Posted March 17, 2010
The book "The Fourth Way" displays a great historical background of the different ways from the past and what had led to changing them into a new way. It is smart to display a well-structured outline of previous events which led to writing the book. Also, it states the predecessors of the new way they have invented: the fourth way. Still, I'm quite sceptical about it.
First of all, Hargreaves and Shirley describe their newly found fourth way very inspiring and innovative. I must disagree. Nearly every aspect of their way has been done before in one of the other three ways, only with a slightly different approach. For instance, the "becoming aware of the importance of an active participation of parents in the education of their children" has happened before, in the second way. The "competition of different knowledge societies" has happened before as well, in the second way going on in the third way. They have just replaced the prior words by using 21st century "new-age" words. Professionalism has been going on since the second way as well and can hardly be described as an innovative idea. Furthermore, the coherence between schools: wasn't that an idea posted in the second way as well?
Secondly, Hargreaves and Shirley claim to have the solution of a way fit for the fast, flexible, and vulnerable new world of the 21st century. Again, my opinion differs. Their way does not demonstrate something fit for the 21st century.
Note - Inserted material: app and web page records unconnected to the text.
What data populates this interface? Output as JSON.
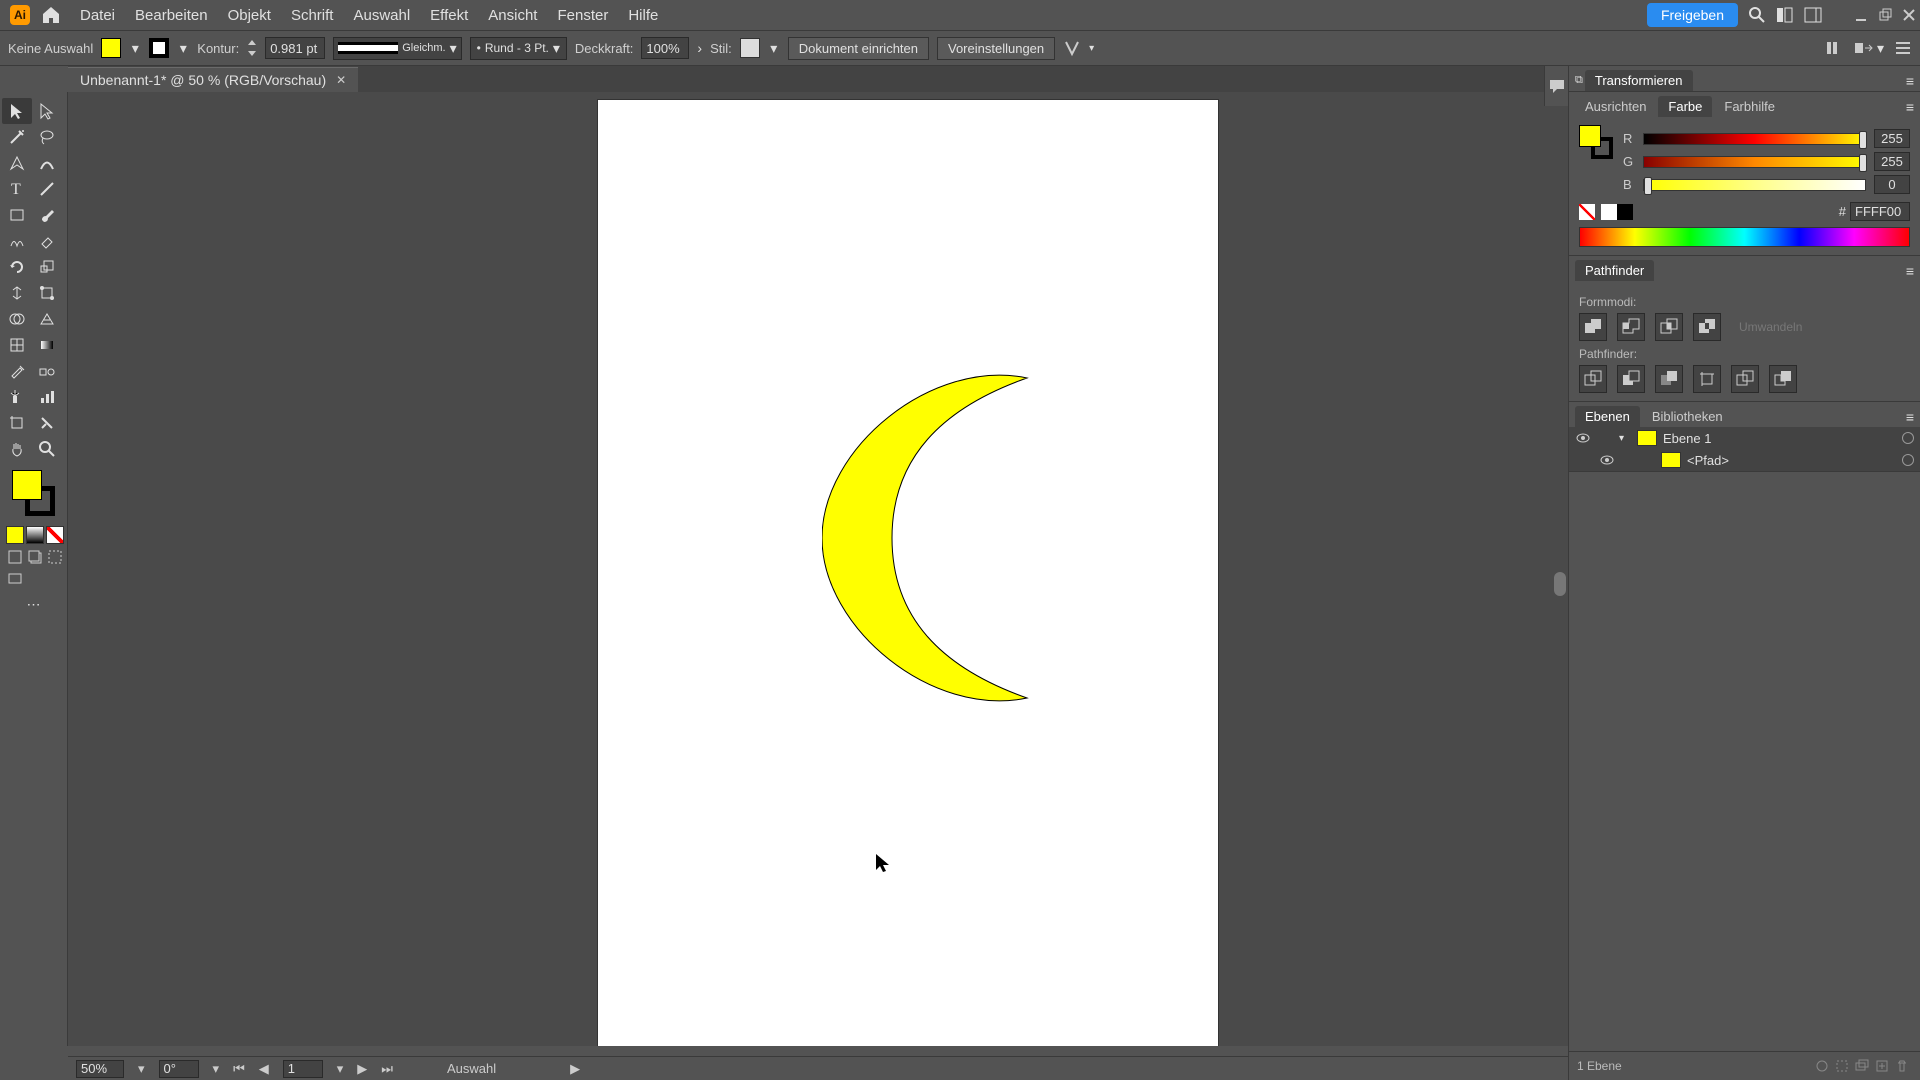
{
  "menubar": {
    "items": [
      "Datei",
      "Bearbeiten",
      "Objekt",
      "Schrift",
      "Auswahl",
      "Effekt",
      "Ansicht",
      "Fenster",
      "Hilfe"
    ],
    "share": "Freigeben"
  },
  "optbar": {
    "status": "Keine Auswahl",
    "kontur_label": "Kontur:",
    "kontur_value": "0.981 pt",
    "stroke_profile": "Gleichm.",
    "brush_value": "Rund - 3 Pt.",
    "deck_label": "Deckkraft:",
    "deck_value": "100%",
    "stil_label": "Stil:",
    "btn_doc": "Dokument einrichten",
    "btn_pref": "Voreinstellungen"
  },
  "doc": {
    "title": "Unbenannt-1* @ 50 % (RGB/Vorschau)"
  },
  "status": {
    "zoom": "50%",
    "rotate": "0°",
    "artboard": "1",
    "tool": "Auswahl"
  },
  "panels": {
    "transform": "Transformieren",
    "align": "Ausrichten",
    "farbe": "Farbe",
    "farbhilfe": "Farbhilfe",
    "r": "R",
    "r_val": "255",
    "g": "G",
    "g_val": "255",
    "b": "B",
    "b_val": "0",
    "hex_hash": "#",
    "hex_val": "FFFF00",
    "pathfinder": "Pathfinder",
    "formmodi": "Formmodi:",
    "pathfinder_lbl": "Pathfinder:",
    "umwandeln": "Umwandeln",
    "ebenen": "Ebenen",
    "biblio": "Bibliotheken",
    "layer1": "Ebene 1",
    "path": "<Pfad>",
    "layer_count": "1 Ebene"
  },
  "chart_data": null
}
Instead, they've just looked at some aspects which are going on at this moment and tried to find a suitable solution to that, which, of course, has been done before. Next they created more new-age words to their plan and there you are: an innovative plan which everyone should be amazed about.
Finally, I disagree about naming their idea "the fourth way". I do not think it is such a new way it can be named the fourth. It is merely a revised version of the third way.
Nevertheless, I do agree with the way they've displayed their ideas. Through this book, their fourth way is presented very clearly and a lot of (sub-)goals have been described very detailed. It is a great initiative to point out different goals and create a schematic overview, such as the six different pillars, the three principles of professionalism, and the four catalysts of coherence. Policymakers should definitely read this book to get informed in a way which could really change educational policy. The change is in the way the ideas are displayed. Now the different sub-goals are so specifically posted, there should be no ambiguities whatsoever anymore.
To conclude, their method of writing certainly clarifies matters. The matters they write about are just not as expected: new.
Posted March 14, 2010
No text was provided for this review.